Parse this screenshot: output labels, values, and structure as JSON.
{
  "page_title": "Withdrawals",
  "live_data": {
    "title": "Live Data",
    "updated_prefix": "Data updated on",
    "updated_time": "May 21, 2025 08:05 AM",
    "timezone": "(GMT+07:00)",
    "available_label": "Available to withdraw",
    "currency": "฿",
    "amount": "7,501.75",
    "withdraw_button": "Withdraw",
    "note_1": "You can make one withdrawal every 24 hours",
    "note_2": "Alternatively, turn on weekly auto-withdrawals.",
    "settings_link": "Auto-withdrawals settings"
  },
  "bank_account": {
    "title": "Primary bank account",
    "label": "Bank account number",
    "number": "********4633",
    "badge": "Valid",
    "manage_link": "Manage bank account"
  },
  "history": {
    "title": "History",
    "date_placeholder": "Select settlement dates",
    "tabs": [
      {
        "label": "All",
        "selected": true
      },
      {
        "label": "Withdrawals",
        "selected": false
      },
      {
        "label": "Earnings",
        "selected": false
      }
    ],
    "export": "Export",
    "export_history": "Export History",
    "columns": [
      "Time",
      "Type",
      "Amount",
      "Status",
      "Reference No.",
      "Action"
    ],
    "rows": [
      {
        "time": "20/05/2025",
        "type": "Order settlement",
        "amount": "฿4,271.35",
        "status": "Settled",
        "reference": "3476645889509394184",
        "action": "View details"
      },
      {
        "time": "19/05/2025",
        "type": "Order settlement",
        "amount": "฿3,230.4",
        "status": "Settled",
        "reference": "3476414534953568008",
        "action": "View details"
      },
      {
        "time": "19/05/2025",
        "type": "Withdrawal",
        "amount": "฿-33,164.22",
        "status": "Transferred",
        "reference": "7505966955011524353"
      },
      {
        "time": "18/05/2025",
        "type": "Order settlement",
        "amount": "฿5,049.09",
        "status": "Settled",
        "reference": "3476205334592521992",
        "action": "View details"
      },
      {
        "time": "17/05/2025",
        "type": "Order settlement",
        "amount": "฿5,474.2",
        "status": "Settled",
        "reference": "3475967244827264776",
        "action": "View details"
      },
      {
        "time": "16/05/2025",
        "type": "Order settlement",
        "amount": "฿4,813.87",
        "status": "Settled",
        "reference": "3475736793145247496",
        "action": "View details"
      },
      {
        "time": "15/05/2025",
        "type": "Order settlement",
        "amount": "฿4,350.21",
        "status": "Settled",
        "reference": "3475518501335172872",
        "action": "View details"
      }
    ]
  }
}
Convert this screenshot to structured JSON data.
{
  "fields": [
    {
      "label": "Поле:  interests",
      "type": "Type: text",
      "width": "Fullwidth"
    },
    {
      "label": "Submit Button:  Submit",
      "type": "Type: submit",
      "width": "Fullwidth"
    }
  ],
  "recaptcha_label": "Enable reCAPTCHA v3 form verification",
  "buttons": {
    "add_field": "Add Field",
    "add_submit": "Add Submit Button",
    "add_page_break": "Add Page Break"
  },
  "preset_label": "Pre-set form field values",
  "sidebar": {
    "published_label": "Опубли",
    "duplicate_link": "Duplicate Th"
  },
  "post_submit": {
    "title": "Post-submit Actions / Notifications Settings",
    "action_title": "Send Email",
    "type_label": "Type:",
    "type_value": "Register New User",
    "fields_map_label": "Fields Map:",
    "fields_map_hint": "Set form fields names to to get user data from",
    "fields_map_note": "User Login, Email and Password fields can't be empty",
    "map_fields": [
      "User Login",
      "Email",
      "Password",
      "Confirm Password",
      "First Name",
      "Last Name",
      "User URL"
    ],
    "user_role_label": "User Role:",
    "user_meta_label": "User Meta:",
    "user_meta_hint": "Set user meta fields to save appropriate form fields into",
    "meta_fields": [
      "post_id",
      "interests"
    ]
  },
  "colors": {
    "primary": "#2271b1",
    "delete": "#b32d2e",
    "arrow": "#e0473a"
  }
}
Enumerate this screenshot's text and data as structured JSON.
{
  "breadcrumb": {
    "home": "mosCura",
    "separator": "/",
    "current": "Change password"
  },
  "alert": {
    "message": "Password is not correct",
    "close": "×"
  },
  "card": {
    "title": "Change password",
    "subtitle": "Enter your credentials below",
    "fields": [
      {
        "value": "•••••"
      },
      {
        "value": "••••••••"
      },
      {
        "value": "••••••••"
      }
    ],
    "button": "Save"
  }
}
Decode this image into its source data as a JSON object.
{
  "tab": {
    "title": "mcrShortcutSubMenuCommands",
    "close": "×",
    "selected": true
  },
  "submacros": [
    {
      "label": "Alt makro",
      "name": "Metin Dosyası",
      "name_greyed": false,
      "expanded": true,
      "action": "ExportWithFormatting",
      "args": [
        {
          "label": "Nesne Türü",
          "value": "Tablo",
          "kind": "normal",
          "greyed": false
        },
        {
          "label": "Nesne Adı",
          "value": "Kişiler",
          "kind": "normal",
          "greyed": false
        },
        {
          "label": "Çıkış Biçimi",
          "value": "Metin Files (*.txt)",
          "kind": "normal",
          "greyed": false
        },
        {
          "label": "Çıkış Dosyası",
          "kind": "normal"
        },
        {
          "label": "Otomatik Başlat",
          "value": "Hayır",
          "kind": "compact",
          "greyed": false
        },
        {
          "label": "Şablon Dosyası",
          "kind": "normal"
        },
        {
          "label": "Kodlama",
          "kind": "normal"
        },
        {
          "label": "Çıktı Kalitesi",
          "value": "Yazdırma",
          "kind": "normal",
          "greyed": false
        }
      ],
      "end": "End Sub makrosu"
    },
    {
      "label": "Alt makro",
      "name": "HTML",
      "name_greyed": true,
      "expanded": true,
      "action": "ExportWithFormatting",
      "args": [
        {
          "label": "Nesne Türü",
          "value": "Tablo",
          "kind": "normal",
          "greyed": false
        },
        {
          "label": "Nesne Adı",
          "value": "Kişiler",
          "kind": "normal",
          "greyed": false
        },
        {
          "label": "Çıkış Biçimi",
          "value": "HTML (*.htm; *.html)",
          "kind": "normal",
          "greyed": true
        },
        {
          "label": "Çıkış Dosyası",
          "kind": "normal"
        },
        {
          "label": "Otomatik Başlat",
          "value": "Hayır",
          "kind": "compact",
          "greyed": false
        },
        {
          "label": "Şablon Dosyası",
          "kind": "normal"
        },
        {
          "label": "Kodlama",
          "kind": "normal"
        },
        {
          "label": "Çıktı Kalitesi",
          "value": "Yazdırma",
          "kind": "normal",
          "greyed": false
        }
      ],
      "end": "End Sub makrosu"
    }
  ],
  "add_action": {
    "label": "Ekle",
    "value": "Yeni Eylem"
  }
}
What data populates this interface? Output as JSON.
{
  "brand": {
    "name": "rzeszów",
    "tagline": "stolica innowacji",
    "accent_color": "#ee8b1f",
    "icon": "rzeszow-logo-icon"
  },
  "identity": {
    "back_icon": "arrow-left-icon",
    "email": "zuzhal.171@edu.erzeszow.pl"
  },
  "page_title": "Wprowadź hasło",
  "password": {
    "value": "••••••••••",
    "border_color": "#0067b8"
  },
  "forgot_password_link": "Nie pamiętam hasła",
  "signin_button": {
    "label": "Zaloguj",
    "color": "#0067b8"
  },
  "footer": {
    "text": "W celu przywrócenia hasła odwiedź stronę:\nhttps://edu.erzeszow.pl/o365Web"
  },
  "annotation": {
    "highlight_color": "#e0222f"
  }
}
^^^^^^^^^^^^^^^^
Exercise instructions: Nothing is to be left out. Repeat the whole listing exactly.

The answer:
Parse this screenshot: output labels, values, and structure as JSON.
{
  "page_title": "Withdrawals",
  "live_data": {
    "title": "Live Data",
    "updated_prefix": "Data updated on",
    "updated_time": "May 21, 2025 08:05 AM",
    "timezone": "(GMT+07:00)",
    "available_label": "Available to withdraw",
    "currency": "฿",
    "amount": "7,501.75",
    "withdraw_button": "Withdraw",
    "note_1": "You can make one withdrawal every 24 hours",
    "note_2": "Alternatively, turn on weekly auto-withdrawals.",
    "settings_link": "Auto-withdrawals settings"
  },
  "bank_account": {
    "title": "Primary bank account",
    "label": "Bank account number",
    "number": "********4633",
    "badge": "Valid",
    "manage_link": "Manage bank account"
  },
  "history": {
    "title": "History",
    "date_placeholder": "Select settlement dates",
    "tabs": [
      {
        "label": "All",
        "selected": true
      },
      {
        "label": "Withdrawals",
        "selected": false
      },
      {
        "label": "Earnings",
        "selected": false
      }
    ],
    "export": "Export",
    "export_history": "Export History",
    "columns": [
      "Time",
      "Type",
      "Amount",
      "Status",
      "Reference No.",
      "Action"
    ],
    "rows": [
      {
        "time": "20/05/2025",
        "type": "Order settlement",
        "amount": "฿4,271.35",
        "status": "Settled",
        "reference": "3476645889509394184",
        "action": "View details"
      },
      {
        "time": "19/05/2025",
        "type": "Order settlement",
        "amount": "฿3,230.4",
        "status": "Settled",
        "reference": "3476414534953568008",
        "action": "View details"
      },
      {
        "time": "19/05/2025",
        "type": "Withdrawal",
        "amount": "฿-33,164.22",
        "status": "Transferred",
        "reference": "7505966955011524353"
      },
      {
        "time": "18/05/2025",
        "type": "Order settlement",
        "amount": "฿5,049.09",
        "status": "Settled",
        "reference": "3476205334592521992",
        "action": "View details"
      },
      {
        "time": "17/05/2025",
        "type": "Order settlement",
        "amount": "฿5,474.2",
        "status": "Settled",
        "reference": "3475967244827264776",
        "action": "View details"
      },
      {
        "time": "16/05/2025",
        "type": "Order settlement",
        "amount": "฿4,813.87",
        "status": "Settled",
        "reference": "3475736793145247496",
        "action": "View details"
      },
      {
        "time": "15/05/2025",
        "type": "Order settlement",
        "amount": "฿4,350.21",
        "status": "Settled",
        "reference": "3475518501335172872",
        "action": "View details"
      }
    ]
  }
}
Convert this screenshot to structured JSON data.
{
  "fields": [
    {
      "label": "Поле:  interests",
      "type": "Type: text",
      "width": "Fullwidth"
    },
    {
      "label": "Submit Button:  Submit",
      "type": "Type: submit",
      "width": "Fullwidth"
    }
  ],
  "recaptcha_label": "Enable reCAPTCHA v3 form verification",
  "buttons": {
    "add_field": "Add Field",
    "add_submit": "Add Submit Button",
    "add_page_break": "Add Page Break"
  },
  "preset_label": "Pre-set form field values",
  "sidebar": {
    "published_label": "Опубли",
    "duplicate_link": "Duplicate Th"
  },
  "post_submit": {
    "title": "Post-submit Actions / Notifications Settings",
    "action_title": "Send Email",
    "type_label": "Type:",
    "type_value": "Register New User",
    "fields_map_label": "Fields Map:",
    "fields_map_hint": "Set form fields names to to get user data from",
    "fields_map_note": "User Login, Email and Password fields can't be empty",
    "map_fields": [
      "User Login",
      "Email",
      "Password",
      "Confirm Password",
      "First Name",
      "Last Name",
      "User URL"
    ],
    "user_role_label": "User Role:",
    "user_meta_label": "User Meta:",
    "user_meta_hint": "Set user meta fields to save appropriate form fields into",
    "meta_fields": [
      "post_id",
      "interests"
    ]
  },
  "colors": {
    "primary": "#2271b1",
    "delete": "#b32d2e",
    "arrow": "#e0473a"
  }
}
Enumerate this screenshot's text and data as structured JSON.
{
  "breadcrumb": {
    "home": "mosCura",
    "separator": "/",
    "current": "Change password"
  },
  "alert": {
    "message": "Password is not correct",
    "close": "×"
  },
  "card": {
    "title": "Change password",
    "subtitle": "Enter your credentials below",
    "fields": [
      {
        "value": "•••••"
      },
      {
        "value": "••••••••"
      },
      {
        "value": "••••••••"
      }
    ],
    "button": "Save"
  }
}
Decode this image into its source data as a JSON object.
{
  "tab": {
    "title": "mcrShortcutSubMenuCommands",
    "close": "×",
    "selected": true
  },
  "submacros": [
    {
      "label": "Alt makro",
      "name": "Metin Dosyası",
      "name_greyed": false,
      "expanded": true,
      "action": "ExportWithFormatting",
      "args": [
        {
          "label": "Nesne Türü",
          "value": "Tablo",
          "kind": "normal",
          "greyed": false
        },
        {
          "label": "Nesne Adı",
          "value": "Kişiler",
          "kind": "normal",
          "greyed": false
        },
        {
          "label": "Çıkış Biçimi",
          "value": "Metin Files (*.txt)",
          "kind": "normal",
          "greyed": false
        },
        {
          "label": "Çıkış Dosyası",
          "kind": "normal"
        },
        {
          "label": "Otomatik Başlat",
          "value": "Hayır",
          "kind": "compact",
          "greyed": false
        },
        {
          "label": "Şablon Dosyası",
          "kind": "normal"
        },
        {
          "label": "Kodlama",
          "kind": "normal"
        },
        {
          "label": "Çıktı Kalitesi",
          "value": "Yazdırma",
          "kind": "normal",
          "greyed": false
        }
      ],
      "end": "End Sub makrosu"
    },
    {
      "label": "Alt makro",
      "name": "HTML",
      "name_greyed": true,
      "expanded": true,
      "action": "ExportWithFormatting",
      "args": [
        {
          "label": "Nesne Türü",
          "value": "Tablo",
          "kind": "normal",
          "greyed": false
        },
        {
          "label": "Nesne Adı",
          "value": "Kişiler",
          "kind": "normal",
          "greyed": false
        },
        {
          "label": "Çıkış Biçimi",
          "value": "HTML (*.htm; *.html)",
          "kind": "normal",
          "greyed": true
        },
        {
          "label": "Çıkış Dosyası",
          "kind": "normal"
        },
        {
          "label": "Otomatik Başlat",
          "value": "Hayır",
          "kind": "compact",
          "greyed": false
        },
        {
          "label": "Şablon Dosyası",
          "kind": "normal"
        },
        {
          "label": "Kodlama",
          "kind": "normal"
        },
        {
          "label": "Çıktı Kalitesi",
          "value": "Yazdırma",
          "kind": "normal",
          "greyed": false
        }
      ],
      "end": "End Sub makrosu"
    }
  ],
  "add_action": {
    "label": "Ekle",
    "value": "Yeni Eylem"
  }
}
What data populates this interface? Output as JSON.
{
  "brand": {
    "name": "rzeszów",
    "tagline": "stolica innowacji",
    "accent_color": "#ee8b1f",
    "icon": "rzeszow-logo-icon"
  },
  "identity": {
    "back_icon": "arrow-left-icon",
    "email": "zuzhal.171@edu.erzeszow.pl"
  },
  "page_title": "Wprowadź hasło",
  "password": {
    "value": "••••••••••",
    "border_color": "#0067b8"
  },
  "forgot_password_link": "Nie pamiętam hasła",
  "signin_button": {
    "label": "Zaloguj",
    "color": "#0067b8"
  },
  "footer": {
    "text": "W celu przywrócenia hasła odwiedź stronę:\nhttps://edu.erzeszow.pl/o365Web"
  },
  "annotation": {
    "highlight_color": "#e0222f"
  }
}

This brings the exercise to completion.